> _AIM OF THE TASK_: Once you have read the data below, print all of it exactly.
Segment Start: SUPPLIED RECORDS
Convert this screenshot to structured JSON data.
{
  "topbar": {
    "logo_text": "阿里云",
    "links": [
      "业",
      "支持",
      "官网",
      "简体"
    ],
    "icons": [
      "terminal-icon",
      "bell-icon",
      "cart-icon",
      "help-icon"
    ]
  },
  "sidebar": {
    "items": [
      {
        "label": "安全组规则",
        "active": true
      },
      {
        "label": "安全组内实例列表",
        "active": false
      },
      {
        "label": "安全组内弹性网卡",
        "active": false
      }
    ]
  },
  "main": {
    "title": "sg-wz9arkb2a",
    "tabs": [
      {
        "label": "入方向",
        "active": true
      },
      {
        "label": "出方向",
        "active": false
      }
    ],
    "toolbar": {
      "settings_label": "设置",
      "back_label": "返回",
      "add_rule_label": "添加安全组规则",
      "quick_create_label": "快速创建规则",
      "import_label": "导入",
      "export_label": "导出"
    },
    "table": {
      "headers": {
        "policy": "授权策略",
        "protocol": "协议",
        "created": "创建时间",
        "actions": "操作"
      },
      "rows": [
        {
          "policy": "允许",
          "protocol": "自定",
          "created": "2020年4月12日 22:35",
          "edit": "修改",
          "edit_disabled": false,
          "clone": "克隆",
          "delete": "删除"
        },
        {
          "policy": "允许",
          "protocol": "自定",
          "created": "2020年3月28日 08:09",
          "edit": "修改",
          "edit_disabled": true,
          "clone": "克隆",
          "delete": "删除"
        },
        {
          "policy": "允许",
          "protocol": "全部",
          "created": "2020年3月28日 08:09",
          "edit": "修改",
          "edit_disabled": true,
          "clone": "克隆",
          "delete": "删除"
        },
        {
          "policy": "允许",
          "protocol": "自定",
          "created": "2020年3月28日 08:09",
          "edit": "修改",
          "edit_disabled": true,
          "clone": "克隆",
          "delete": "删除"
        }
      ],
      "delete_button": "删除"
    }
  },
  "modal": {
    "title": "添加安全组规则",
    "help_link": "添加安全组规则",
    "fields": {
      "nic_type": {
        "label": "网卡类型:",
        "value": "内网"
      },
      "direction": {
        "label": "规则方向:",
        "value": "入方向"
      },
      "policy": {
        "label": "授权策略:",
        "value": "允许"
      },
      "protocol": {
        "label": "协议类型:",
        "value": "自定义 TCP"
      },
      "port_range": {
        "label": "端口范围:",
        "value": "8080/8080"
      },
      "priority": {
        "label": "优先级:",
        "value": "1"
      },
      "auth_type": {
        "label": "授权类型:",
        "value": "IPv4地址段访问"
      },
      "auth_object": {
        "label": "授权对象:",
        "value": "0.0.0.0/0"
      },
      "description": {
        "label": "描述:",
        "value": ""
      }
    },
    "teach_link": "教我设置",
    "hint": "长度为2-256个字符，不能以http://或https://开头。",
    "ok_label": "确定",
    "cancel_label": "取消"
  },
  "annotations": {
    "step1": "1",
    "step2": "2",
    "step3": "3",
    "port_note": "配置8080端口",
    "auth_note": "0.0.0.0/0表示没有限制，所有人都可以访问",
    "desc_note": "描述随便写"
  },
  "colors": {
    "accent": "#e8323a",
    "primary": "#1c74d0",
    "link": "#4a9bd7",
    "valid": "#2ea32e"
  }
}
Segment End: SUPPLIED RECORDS
> _EXERCISE SOLUTION_:
Convert this screenshot to structured JSON data.
{
  "topbar": {
    "logo_text": "阿里云",
    "links": [
      "业",
      "支持",
      "官网",
      "简体"
    ],
    "icons": [
      "terminal-icon",
      "bell-icon",
      "cart-icon",
      "help-icon"
    ]
  },
  "sidebar": {
    "items": [
      {
        "label": "安全组规则",
        "active": true
      },
      {
        "label": "安全组内实例列表",
        "active": false
      },
      {
        "label": "安全组内弹性网卡",
        "active": false
      }
    ]
  },
  "main": {
    "title": "sg-wz9arkb2a",
    "tabs": [
      {
        "label": "入方向",
        "active": true
      },
      {
        "label": "出方向",
        "active": false
      }
    ],
    "toolbar": {
      "settings_label": "设置",
      "back_label": "返回",
      "add_rule_label": "添加安全组规则",
      "quick_create_label": "快速创建规则",
      "import_label": "导入",
      "export_label": "导出"
    },
    "table": {
      "headers": {
        "policy": "授权策略",
        "protocol": "协议",
        "created": "创建时间",
        "actions": "操作"
      },
      "rows": [
        {
          "policy": "允许",
          "protocol": "自定",
          "created": "2020年4月12日 22:35",
          "edit": "修改",
          "edit_disabled": false,
          "clone": "克隆",
          "delete": "删除"
        },
        {
          "policy": "允许",
          "protocol": "自定",
          "created": "2020年3月28日 08:09",
          "edit": "修改",
          "edit_disabled": true,
          "clone": "克隆",
          "delete": "删除"
        },
        {
          "policy": "允许",
          "protocol": "全部",
          "created": "2020年3月28日 08:09",
          "edit": "修改",
          "edit_disabled": true,
          "clone": "克隆",
          "delete": "删除"
        },
        {
          "policy": "允许",
          "protocol": "自定",
          "created": "2020年3月28日 08:09",
          "edit": "修改",
          "edit_disabled": true,
          "clone": "克隆",
          "delete": "删除"
        }
      ],
      "delete_button": "删除"
    }
  },
  "modal": {
    "title": "添加安全组规则",
    "help_link": "添加安全组规则",
    "fields": {
      "nic_type": {
        "label": "网卡类型:",
        "value": "内网"
      },
      "direction": {
        "label": "规则方向:",
        "value": "入方向"
      },
      "policy": {
        "label": "授权策略:",
        "value": "允许"
      },
      "protocol": {
        "label": "协议类型:",
        "value": "自定义 TCP"
      },
      "port_range": {
        "label": "端口范围:",
        "value": "8080/8080"
      },
      "priority": {
        "label": "优先级:",
        "value": "1"
      },
      "auth_type": {
        "label": "授权类型:",
        "value": "IPv4地址段访问"
      },
      "auth_object": {
        "label": "授权对象:",
        "value": "0.0.0.0/0"
      },
      "description": {
        "label": "描述:",
        "value": ""
      }
    },
    "teach_link": "教我设置",
    "hint": "长度为2-256个字符，不能以http://或https://开头。",
    "ok_label": "确定",
    "cancel_label": "取消"
  },
  "annotations": {
    "step1": "1",
    "step2": "2",
    "step3": "3",
    "port_note": "配置8080端口",
    "auth_note": "0.0.0.0/0表示没有限制，所有人都可以访问",
    "desc_note": "描述随便写"
  },
  "colors": {
    "accent": "#e8323a",
    "primary": "#1c74d0",
    "link": "#4a9bd7",
    "valid": "#2ea32e"
  }
}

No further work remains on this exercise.